Look down the entries below and report how many lines hold the string "icon"; write nothing else.

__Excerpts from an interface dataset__

========================

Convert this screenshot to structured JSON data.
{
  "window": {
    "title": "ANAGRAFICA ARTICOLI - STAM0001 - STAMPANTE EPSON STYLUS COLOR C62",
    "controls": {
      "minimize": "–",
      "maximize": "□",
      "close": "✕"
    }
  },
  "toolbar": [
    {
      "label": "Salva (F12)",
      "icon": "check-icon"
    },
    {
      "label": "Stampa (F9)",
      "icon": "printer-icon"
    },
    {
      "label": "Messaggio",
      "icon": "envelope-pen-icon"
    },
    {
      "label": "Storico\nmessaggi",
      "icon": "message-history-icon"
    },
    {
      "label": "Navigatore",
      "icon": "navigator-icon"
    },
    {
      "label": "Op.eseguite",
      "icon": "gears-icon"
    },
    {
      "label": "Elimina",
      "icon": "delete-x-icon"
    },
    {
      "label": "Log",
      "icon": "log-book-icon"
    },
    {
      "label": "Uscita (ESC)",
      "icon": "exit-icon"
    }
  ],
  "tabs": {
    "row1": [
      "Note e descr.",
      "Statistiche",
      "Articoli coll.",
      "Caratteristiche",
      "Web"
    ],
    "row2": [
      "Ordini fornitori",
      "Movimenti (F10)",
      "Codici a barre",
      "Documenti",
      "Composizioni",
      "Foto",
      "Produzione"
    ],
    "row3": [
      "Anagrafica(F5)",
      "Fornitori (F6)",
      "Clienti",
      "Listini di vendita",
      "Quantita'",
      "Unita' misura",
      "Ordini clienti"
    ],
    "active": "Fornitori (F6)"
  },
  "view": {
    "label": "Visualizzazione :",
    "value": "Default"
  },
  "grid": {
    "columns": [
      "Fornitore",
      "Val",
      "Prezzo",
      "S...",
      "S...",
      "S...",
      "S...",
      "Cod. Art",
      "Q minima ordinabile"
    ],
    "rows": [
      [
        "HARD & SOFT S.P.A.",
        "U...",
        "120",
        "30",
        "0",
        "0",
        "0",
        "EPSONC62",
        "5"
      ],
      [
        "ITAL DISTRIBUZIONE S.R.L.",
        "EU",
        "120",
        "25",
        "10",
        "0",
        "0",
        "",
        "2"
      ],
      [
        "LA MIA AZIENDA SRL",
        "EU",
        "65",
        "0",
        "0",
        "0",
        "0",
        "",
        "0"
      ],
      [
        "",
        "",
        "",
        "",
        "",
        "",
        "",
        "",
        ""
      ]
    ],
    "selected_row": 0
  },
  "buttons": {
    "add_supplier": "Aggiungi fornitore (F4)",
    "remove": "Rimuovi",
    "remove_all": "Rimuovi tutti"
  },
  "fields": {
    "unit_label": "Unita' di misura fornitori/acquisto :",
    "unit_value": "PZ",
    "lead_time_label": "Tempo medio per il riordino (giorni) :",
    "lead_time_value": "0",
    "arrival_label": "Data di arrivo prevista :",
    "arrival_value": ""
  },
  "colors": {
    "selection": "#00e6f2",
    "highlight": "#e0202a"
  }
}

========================

__Answer box__
9